LONDON (Reuters) - Tata Steel’s pension liabilities are putting off buyers for its British steelmaking operation, Business Secretary Sajid Javid said on Thursday, underlining the difficulty the government faces in securing a sale that would save thousands of jobs.
India’s Tata group announced plans to quit its entire British steel operation last month, leaving the government battling to save an industry that has been hurt by cheap Chinese imports, soaring costs and weak demand.
The government, keen to avoid the reputational damage caused by the loss of 10,000 jobs, has offered hundreds of millions of pounds in support to potential buyers, including the option of taking a 25 percent stake in the firm alongside other buyers.
But appearing in front of a parliamentary inquiry into the decline of the industry, both Javid and Tata Steel UK’s chief executive Bimlendra Jha said the firm’s pension deficit, last estimated at nearly 500 million pounds ($730 million), was a major stumbling block.
“A number of the potential buyers ... have said that we won’t have much interest if we have to take over the current pension plan as it is,” Javid told the committee of lawmakers.
Jha said there were big question marks about the viability of the main asset in its British portfolio - a steel plant in the Welsh town of Port Talbot.

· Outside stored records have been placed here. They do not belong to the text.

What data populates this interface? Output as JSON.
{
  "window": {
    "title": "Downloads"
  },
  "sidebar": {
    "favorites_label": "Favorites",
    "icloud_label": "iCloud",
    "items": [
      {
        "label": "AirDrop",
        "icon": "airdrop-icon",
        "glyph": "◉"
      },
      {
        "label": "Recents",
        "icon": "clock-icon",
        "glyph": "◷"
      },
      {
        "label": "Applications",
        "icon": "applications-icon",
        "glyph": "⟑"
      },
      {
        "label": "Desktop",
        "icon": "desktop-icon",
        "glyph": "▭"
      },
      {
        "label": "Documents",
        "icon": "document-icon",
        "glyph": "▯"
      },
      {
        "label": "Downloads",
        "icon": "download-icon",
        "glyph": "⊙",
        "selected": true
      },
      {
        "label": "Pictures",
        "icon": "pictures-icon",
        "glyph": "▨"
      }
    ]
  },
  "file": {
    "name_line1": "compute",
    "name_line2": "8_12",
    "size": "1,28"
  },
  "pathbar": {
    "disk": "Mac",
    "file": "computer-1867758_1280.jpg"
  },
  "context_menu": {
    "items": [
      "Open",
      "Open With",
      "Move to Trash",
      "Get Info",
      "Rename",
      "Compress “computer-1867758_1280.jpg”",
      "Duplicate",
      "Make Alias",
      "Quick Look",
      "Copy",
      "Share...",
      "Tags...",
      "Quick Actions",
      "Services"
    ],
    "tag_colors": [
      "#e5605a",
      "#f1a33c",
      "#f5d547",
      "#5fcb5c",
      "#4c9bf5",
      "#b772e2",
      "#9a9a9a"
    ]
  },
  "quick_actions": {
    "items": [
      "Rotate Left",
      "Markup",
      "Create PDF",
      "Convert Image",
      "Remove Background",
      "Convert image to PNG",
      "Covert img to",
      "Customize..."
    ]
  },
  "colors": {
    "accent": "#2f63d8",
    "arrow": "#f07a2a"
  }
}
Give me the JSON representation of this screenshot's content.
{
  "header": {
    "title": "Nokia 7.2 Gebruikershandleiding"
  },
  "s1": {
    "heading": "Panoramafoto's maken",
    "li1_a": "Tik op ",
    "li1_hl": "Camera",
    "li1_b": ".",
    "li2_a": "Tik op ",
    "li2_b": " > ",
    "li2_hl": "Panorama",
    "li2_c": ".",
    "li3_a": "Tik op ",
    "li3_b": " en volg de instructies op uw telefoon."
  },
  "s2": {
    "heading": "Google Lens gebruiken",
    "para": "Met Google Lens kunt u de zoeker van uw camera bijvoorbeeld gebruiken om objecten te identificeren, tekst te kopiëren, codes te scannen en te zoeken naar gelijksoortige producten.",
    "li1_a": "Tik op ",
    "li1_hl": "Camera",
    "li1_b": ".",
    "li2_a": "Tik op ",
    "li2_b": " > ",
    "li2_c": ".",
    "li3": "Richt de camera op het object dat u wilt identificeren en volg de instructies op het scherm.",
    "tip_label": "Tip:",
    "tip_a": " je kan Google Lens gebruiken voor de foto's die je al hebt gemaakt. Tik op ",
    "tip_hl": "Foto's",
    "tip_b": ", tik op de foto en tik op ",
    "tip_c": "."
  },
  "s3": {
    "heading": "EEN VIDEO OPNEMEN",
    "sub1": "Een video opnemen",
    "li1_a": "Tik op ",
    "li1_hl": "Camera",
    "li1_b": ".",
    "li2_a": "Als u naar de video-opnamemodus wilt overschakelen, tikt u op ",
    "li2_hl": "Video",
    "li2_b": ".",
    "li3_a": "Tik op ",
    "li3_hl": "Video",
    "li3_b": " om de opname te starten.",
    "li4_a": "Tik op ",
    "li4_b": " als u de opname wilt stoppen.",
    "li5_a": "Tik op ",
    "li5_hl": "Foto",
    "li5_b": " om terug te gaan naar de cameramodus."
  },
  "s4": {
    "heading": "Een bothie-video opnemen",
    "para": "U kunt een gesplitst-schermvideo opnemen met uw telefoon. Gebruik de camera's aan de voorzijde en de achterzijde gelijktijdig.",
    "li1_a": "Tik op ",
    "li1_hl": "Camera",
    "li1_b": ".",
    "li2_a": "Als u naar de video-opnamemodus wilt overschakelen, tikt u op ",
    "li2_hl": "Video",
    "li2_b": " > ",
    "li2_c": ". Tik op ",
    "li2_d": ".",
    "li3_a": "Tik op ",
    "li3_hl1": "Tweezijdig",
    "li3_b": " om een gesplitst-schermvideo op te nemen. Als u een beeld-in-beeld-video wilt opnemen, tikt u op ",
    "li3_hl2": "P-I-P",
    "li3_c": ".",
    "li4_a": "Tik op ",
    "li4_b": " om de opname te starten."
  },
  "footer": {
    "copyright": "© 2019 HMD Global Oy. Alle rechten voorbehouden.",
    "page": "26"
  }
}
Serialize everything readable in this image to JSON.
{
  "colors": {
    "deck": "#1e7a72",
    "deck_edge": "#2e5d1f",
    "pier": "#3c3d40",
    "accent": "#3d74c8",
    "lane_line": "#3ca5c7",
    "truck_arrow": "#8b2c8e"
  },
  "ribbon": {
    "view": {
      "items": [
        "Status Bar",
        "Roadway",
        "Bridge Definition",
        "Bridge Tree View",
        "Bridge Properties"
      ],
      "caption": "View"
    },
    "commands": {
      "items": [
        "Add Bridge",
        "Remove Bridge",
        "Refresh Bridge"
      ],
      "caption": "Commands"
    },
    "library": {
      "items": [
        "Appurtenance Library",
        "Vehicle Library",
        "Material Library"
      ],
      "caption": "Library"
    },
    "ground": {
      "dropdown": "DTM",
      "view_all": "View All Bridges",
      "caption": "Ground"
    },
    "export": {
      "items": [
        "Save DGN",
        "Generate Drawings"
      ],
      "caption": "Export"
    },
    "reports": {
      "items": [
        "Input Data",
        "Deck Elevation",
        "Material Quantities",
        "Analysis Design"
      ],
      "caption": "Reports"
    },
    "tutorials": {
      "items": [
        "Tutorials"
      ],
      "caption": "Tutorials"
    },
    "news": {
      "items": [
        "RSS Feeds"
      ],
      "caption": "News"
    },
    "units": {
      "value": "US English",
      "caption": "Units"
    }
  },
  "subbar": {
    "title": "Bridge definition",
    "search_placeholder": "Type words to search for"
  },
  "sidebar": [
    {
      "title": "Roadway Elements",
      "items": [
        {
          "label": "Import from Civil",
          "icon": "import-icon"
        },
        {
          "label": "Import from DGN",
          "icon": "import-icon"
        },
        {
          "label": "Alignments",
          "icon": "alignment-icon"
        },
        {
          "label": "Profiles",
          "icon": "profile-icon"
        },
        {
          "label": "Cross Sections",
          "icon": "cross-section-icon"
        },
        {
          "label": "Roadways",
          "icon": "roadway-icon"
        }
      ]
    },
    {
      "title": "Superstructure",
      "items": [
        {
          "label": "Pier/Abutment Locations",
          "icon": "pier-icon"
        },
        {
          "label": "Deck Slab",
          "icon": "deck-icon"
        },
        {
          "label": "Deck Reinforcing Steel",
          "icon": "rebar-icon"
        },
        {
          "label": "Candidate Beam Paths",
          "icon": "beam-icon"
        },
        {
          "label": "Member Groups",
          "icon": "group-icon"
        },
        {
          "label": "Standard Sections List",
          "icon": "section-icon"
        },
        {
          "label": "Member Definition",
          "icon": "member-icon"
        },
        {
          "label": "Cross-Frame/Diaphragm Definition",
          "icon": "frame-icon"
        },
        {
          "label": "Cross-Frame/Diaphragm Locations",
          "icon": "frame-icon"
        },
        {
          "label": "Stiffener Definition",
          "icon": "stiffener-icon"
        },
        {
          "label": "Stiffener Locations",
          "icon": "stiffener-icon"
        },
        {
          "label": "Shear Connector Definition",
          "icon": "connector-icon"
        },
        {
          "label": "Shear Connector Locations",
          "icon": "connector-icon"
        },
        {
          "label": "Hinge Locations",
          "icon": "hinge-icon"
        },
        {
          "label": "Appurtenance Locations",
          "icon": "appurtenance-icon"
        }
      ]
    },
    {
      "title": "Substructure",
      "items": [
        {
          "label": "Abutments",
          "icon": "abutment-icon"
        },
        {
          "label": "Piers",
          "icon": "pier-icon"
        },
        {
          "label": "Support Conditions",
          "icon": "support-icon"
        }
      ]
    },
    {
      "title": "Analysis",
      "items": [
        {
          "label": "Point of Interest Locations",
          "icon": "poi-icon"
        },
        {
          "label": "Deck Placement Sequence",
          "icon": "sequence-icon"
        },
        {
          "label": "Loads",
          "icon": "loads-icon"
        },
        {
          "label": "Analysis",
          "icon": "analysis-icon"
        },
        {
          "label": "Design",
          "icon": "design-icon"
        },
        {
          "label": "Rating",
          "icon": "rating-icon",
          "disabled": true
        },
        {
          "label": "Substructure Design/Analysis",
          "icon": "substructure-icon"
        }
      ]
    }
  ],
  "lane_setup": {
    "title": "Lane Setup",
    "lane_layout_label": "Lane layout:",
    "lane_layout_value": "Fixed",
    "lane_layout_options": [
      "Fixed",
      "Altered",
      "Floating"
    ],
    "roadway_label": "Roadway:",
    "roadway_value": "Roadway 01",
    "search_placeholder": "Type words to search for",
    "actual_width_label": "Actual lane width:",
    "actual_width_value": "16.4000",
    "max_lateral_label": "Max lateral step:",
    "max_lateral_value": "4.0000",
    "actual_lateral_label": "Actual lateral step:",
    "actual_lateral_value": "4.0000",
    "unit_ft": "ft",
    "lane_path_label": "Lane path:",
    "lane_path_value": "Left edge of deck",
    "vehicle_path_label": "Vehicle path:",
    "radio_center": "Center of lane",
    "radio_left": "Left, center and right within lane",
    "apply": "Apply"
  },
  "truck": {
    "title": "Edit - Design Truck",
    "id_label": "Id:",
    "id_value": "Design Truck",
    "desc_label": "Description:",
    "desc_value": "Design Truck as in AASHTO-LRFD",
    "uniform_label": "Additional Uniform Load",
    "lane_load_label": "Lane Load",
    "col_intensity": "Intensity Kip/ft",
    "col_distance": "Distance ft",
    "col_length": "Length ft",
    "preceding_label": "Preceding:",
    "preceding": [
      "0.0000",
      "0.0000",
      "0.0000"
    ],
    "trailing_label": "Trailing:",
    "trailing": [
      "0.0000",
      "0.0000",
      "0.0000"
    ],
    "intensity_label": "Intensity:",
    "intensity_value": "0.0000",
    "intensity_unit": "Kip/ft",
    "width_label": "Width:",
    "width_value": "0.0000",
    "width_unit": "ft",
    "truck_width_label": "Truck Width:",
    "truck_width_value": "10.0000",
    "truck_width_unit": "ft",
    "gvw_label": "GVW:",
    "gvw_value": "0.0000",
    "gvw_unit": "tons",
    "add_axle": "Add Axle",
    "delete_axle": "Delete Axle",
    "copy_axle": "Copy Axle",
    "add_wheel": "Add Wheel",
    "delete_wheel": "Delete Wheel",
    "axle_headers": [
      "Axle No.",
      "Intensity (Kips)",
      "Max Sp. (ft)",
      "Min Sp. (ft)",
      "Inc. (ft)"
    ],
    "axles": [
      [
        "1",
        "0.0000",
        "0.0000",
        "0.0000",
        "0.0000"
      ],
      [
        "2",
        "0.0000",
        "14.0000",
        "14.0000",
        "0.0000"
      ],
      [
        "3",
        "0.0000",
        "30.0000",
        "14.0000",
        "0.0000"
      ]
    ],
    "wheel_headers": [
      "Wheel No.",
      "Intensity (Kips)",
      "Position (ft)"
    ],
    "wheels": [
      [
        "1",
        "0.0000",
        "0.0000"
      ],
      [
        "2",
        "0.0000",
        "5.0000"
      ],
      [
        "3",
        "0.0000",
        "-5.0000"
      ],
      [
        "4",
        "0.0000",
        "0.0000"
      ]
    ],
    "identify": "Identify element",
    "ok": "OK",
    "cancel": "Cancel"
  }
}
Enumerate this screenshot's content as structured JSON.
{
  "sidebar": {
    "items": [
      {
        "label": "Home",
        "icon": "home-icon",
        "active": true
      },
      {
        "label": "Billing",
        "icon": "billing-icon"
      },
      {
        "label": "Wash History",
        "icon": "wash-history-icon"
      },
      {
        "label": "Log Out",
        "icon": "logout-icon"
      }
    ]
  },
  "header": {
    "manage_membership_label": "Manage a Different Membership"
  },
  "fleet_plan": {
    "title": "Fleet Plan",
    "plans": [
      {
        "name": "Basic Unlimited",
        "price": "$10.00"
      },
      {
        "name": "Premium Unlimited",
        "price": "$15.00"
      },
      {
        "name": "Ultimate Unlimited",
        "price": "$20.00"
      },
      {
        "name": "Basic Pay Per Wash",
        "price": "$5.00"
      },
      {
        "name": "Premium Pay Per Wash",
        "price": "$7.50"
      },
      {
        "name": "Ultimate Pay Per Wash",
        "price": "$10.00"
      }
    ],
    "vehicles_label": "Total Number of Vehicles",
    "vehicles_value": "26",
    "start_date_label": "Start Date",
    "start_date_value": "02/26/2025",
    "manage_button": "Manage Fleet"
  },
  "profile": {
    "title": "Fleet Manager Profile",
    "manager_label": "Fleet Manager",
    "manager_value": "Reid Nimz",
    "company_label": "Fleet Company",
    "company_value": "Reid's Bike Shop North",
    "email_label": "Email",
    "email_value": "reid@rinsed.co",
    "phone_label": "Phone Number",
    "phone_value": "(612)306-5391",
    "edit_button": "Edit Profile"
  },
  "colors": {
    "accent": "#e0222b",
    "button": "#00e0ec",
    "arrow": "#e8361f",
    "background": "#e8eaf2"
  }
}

“If this pension fund liability is not taken care of, there is no buyer sitting out there to buy this business,” he said. “If we don’t solve that problem we are staring at some very, very bad consequences for the taxpayers of the UK.”
The government has said it is working with the pension scheme trustees of Tata Steel to reduce the impact on any purchaser, including whether it could separate the scheme from the business.
Javid said he did not see the pension liabilities as a big threat to the public purse.
Jha also called on the government to do more to help attract a buyer.
“... there is an emerging awareness that there is more that needs to be done and can be done ...,” he said.
He said that government support to lower energy costs was “obviously not adequate” in the case of the Port Talbot steel factory, and that the firm would not be willing to consider any bid that did not include the purchase of the plant
Javid said the government needed to do more to help lower electricity prices, one of the biggest contributing factors to high production costs in Britain, but he did not specify any new plans.
Reporting by William James, editing by Elizabeth Piper and Stephen Addison
Our Standards: The Thomson Reuters Trust Principles.